The presence of BPA has been linked to brain and behavioral problems, early puberty, cancer, diabetes, childhood obesity, autism, hyperactivity and fertility problems.
BPA, which stands for bisphenol-A, is used to make certain plastics. It is also found in the lining of most metal cans and on most cash register receipts. When it’s in mom’s system, it makes it’s way to the baby via breastmilk.
A whole host of things may contain these harmful chemicals that could leach into your baby’s system:
- Nipples on baby bottles
- Plastic bottles themselves (especially when warm breastmilk is added or the contents are heated)
- The lining inside of formula cans
- Plastic teething toys
- Regular plastic toys that babies handle and put in their mouths
- Some dental sealants used on children’s teeth
What worries me is that legislation is picking substances out one by one from plastics, after the research shows the danger. Which chemical found in plastic will be next?
If you’re keen on avoiding plastics, there are plenty of alternatives:
- Glass feeding bottles and food storage containers
- Stainless steel sippy cups (aluminum is often still lined with substances that may contain BPA)
- Wooden toys for teething and play
- Silicone or rubber nipples and pacifiers

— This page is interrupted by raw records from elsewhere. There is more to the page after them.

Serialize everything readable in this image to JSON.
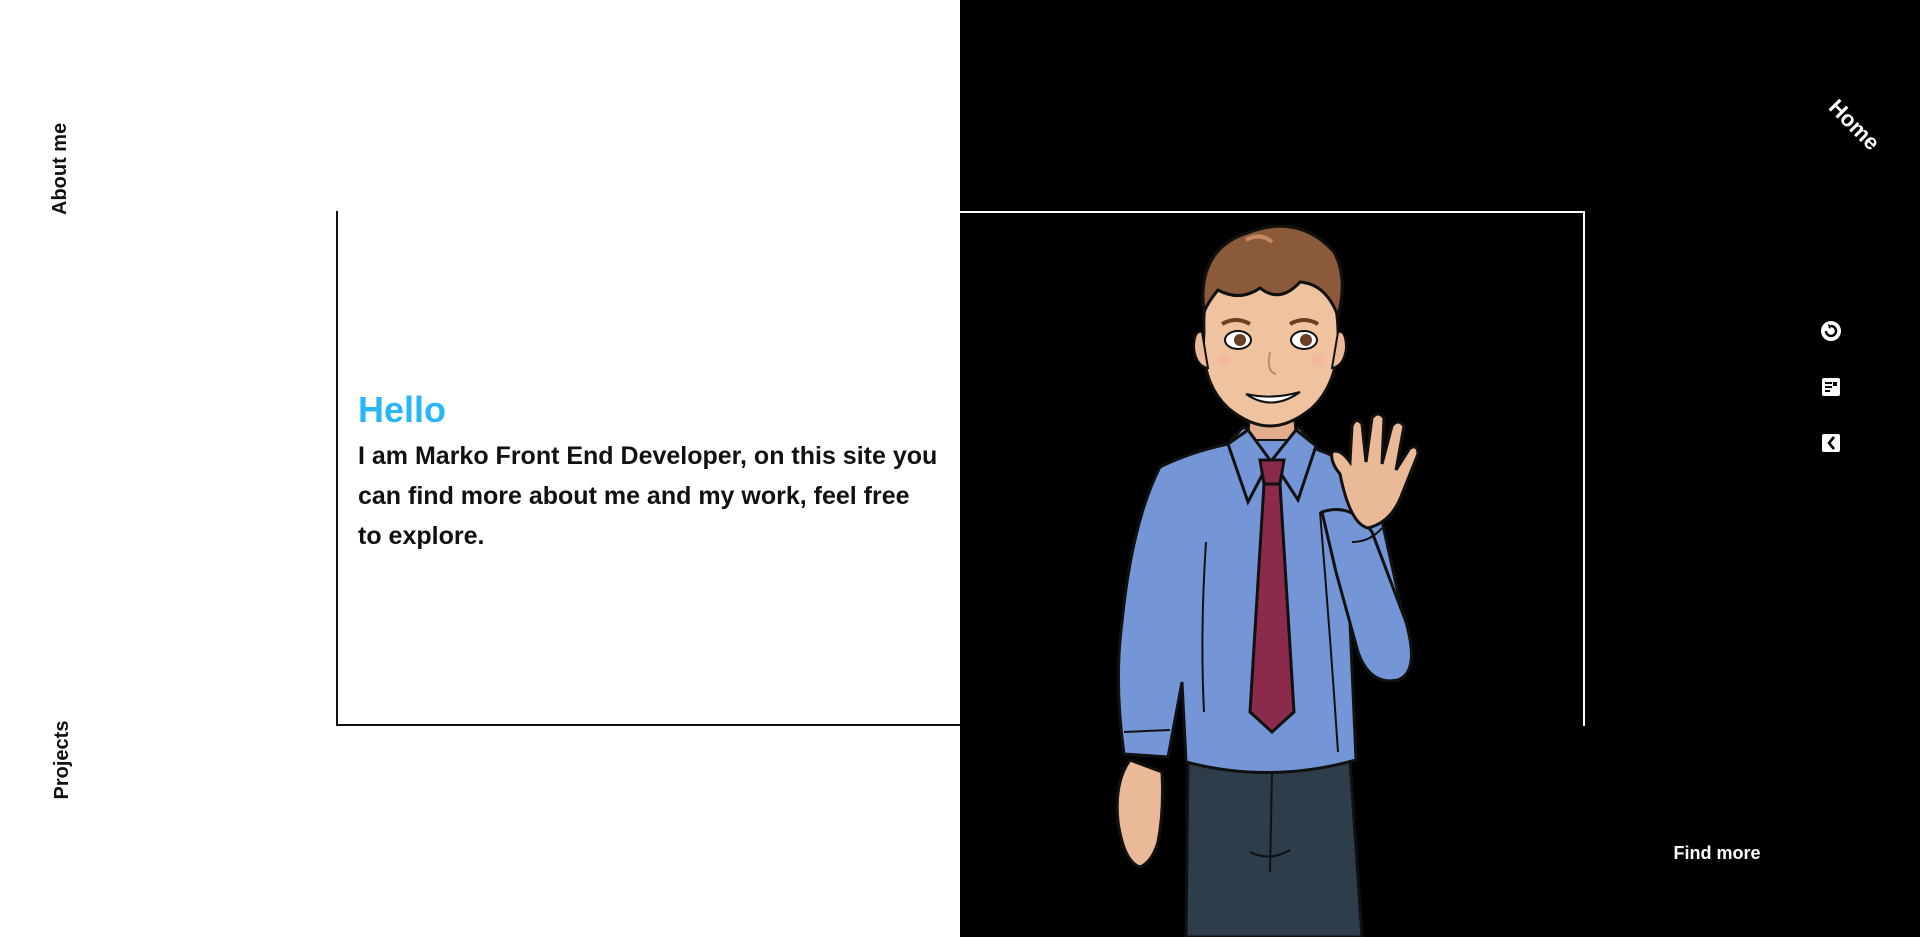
{
  "nav": {
    "about": "About me",
    "projects": "Projects",
    "home": "Home"
  },
  "intro": {
    "greeting": "Hello",
    "text": "I am Marko Front End Developer, on this site you can find more about me and my work, feel free to explore."
  },
  "cta": {
    "find_more": "Find more"
  },
  "social": [
    {
      "icon": "refresh-circle-icon"
    },
    {
      "icon": "blog-icon"
    },
    {
      "icon": "codepen-icon"
    }
  ],
  "colors": {
    "accent": "#29b6f6",
    "dark_bg": "#000000",
    "light_bg": "#ffffff",
    "shirt": "#7596d6",
    "tie": "#8b2a4a"
  }
}
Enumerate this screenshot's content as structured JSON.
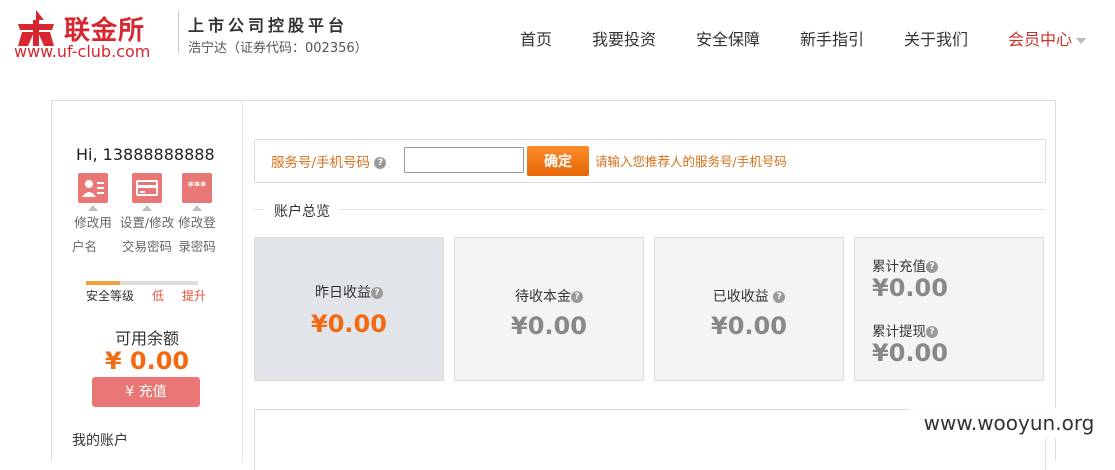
{
  "header": {
    "logo_cn": "联金所",
    "logo_url": "www.uf-club.com",
    "tagline": "上市公司控股平台",
    "stock": "浩宁达（证券代码：002356）",
    "nav": [
      {
        "label": "首页"
      },
      {
        "label": "我要投资"
      },
      {
        "label": "安全保障"
      },
      {
        "label": "新手指引"
      },
      {
        "label": "关于我们"
      },
      {
        "label": "会员中心"
      }
    ],
    "accent_color": "#d7262f"
  },
  "sidebar": {
    "greeting": "Hi, 13888888888",
    "tools": [
      {
        "label_1": "修改用",
        "label_2": "户名",
        "icon": "user-card-icon"
      },
      {
        "label_1": "设置/修改",
        "label_2": "交易密码",
        "icon": "credit-card-icon"
      },
      {
        "label_1": "修改登",
        "label_2": "录密码",
        "icon": "password-icon",
        "glyph": "***"
      }
    ],
    "security": {
      "label": "安全等级",
      "level": "低",
      "upgrade": "提升",
      "level_fraction": 0.3
    },
    "available_label": "可用余额",
    "available_value": "¥ 0.00",
    "recharge_label": "¥ 充值",
    "my_account": "我的账户"
  },
  "referrer": {
    "label": "服务号/手机号码",
    "input_value": "",
    "confirm_label": "确定",
    "hint": "请输入您推荐人的服务号/手机号码"
  },
  "overview": {
    "title": "账户总览",
    "cards": [
      {
        "label": "昨日收益",
        "value": "¥0.00"
      },
      {
        "label": "待收本金",
        "value": "¥0.00"
      },
      {
        "label": "已收收益",
        "value": "¥0.00"
      }
    ],
    "recharge_total_label": "累计充值",
    "recharge_total_value": "¥0.00",
    "withdraw_total_label": "累计提现",
    "withdraw_total_value": "¥0.00"
  },
  "watermark": "www.wooyun.org"
}
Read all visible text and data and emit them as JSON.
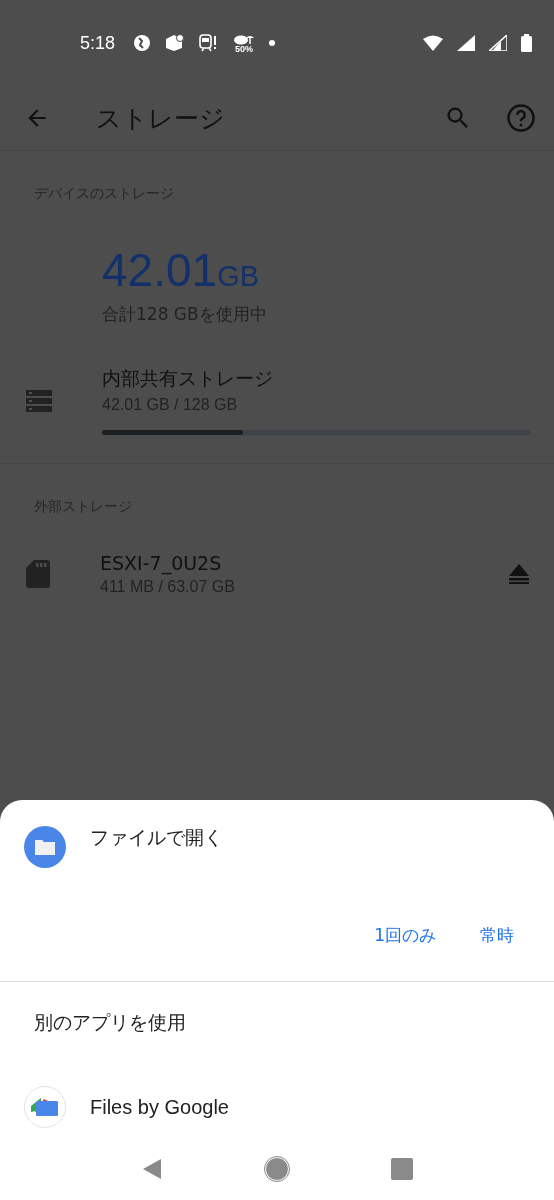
{
  "status_bar": {
    "time": "5:18",
    "weather_percent": "50%"
  },
  "app_bar": {
    "title": "ストレージ"
  },
  "device_storage": {
    "header": "デバイスのストレージ",
    "used_value": "42.01",
    "used_unit": "GB",
    "used_caption": "合計128 GBを使用中",
    "volumes": [
      {
        "name": "内部共有ストレージ",
        "usage": "42.01 GB / 128 GB",
        "level": 0.33
      }
    ]
  },
  "external_storage": {
    "header": "外部ストレージ",
    "volumes": [
      {
        "name": "ESXI-7_0U2S",
        "usage": "411 MB / 63.07 GB"
      }
    ]
  },
  "sheet": {
    "title": "ファイルで開く",
    "buttons": [
      "1回のみ",
      "常時"
    ],
    "other_header": "別のアプリを使用",
    "apps": [
      {
        "name": "Files by Google"
      }
    ]
  }
}
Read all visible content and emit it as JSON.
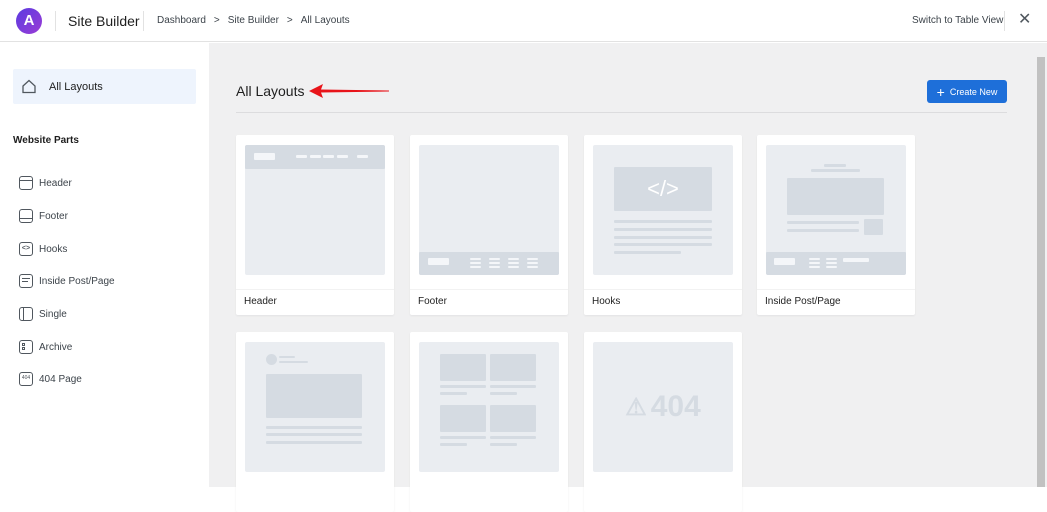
{
  "header": {
    "logo_letter": "A",
    "title": "Site Builder",
    "breadcrumbs": [
      "Dashboard",
      "Site Builder",
      "All Layouts"
    ],
    "separator": ">",
    "switch_view": "Switch to Table View",
    "close": "✕"
  },
  "sidebar": {
    "all_layouts": "All Layouts",
    "section_heading": "Website Parts",
    "items": [
      {
        "label": "Header",
        "icon": "header-icon"
      },
      {
        "label": "Footer",
        "icon": "footer-icon"
      },
      {
        "label": "Hooks",
        "icon": "code-icon"
      },
      {
        "label": "Inside Post/Page",
        "icon": "inside-post-icon"
      },
      {
        "label": "Single",
        "icon": "single-icon"
      },
      {
        "label": "Archive",
        "icon": "archive-icon"
      },
      {
        "label": "404 Page",
        "icon": "404-icon",
        "icon_text": "404"
      }
    ]
  },
  "main": {
    "title": "All Layouts",
    "create_button": "Create New",
    "create_icon": "+",
    "cards": [
      {
        "label": "Header"
      },
      {
        "label": "Footer"
      },
      {
        "label": "Hooks"
      },
      {
        "label": "Inside Post/Page"
      },
      {
        "label": ""
      },
      {
        "label": ""
      },
      {
        "label": ""
      }
    ],
    "code_glyph": "</>",
    "error_text": "404",
    "warning_glyph": "⚠"
  },
  "colors": {
    "accent": "#1e6fd9",
    "arrow": "#e8141a",
    "background": "#f0f0f1"
  }
}
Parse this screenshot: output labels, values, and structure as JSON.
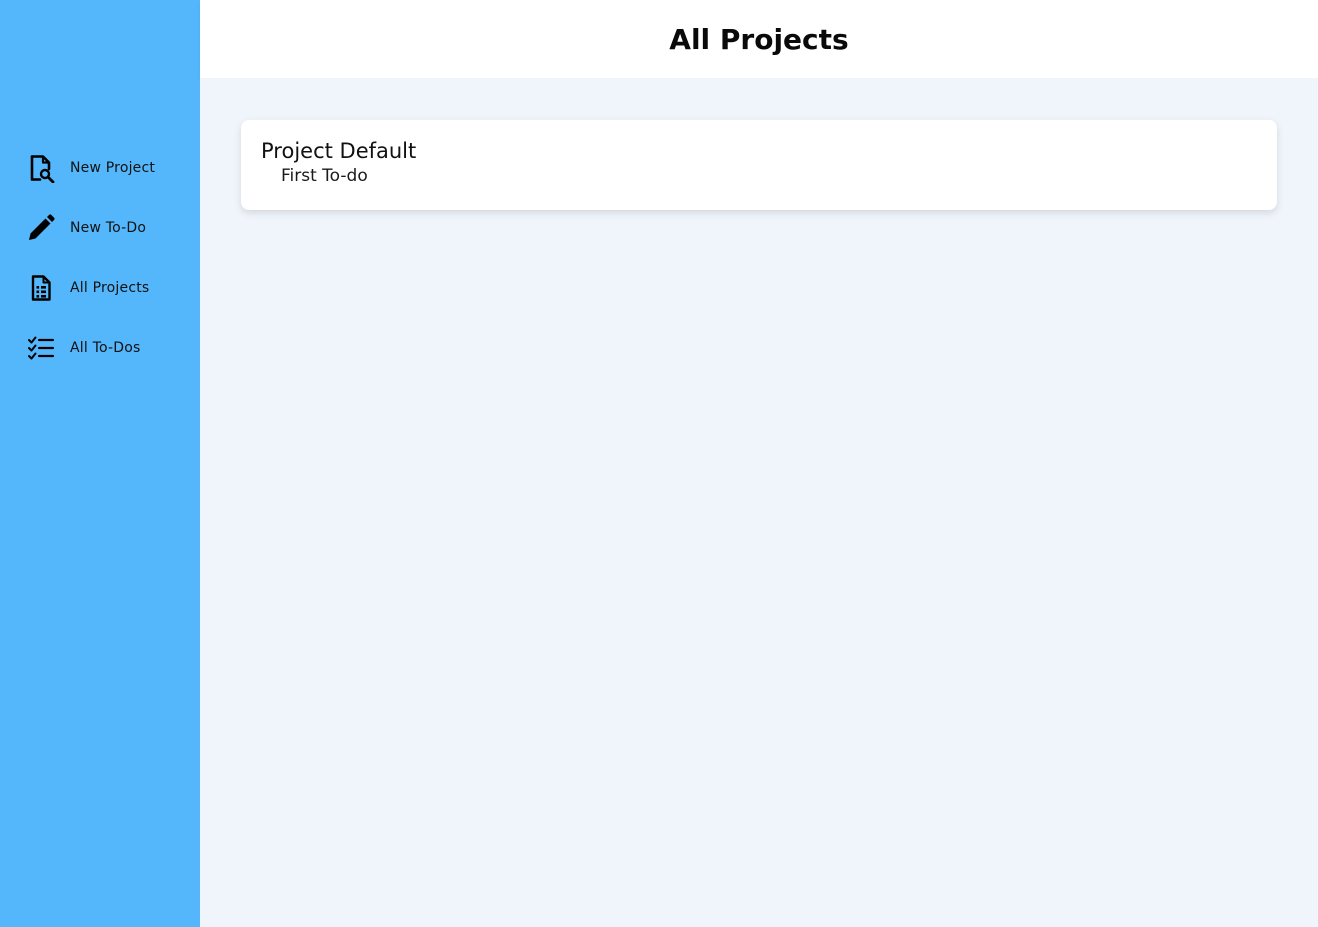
{
  "header": {
    "title": "All Projects"
  },
  "sidebar": {
    "items": [
      {
        "label": "New Project",
        "icon": "new-project-icon"
      },
      {
        "label": "New To-Do",
        "icon": "pencil-icon"
      },
      {
        "label": "All Projects",
        "icon": "document-list-icon"
      },
      {
        "label": "All To-Dos",
        "icon": "checklist-icon"
      }
    ]
  },
  "main": {
    "projects": [
      {
        "title": "Project Default",
        "todos": [
          "First To-do"
        ]
      }
    ]
  },
  "colors": {
    "sidebar": "#54b7fb",
    "main_background": "#f0f5fc",
    "header": "#ffffff",
    "card": "#ffffff"
  }
}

Silicone is thought to be much safer than plastic, though not everyone is convinced. As a rule of thumb, toss your nipples and pacifiers and get all new ones every month, to avoid breakdown of the substances in silicone, too.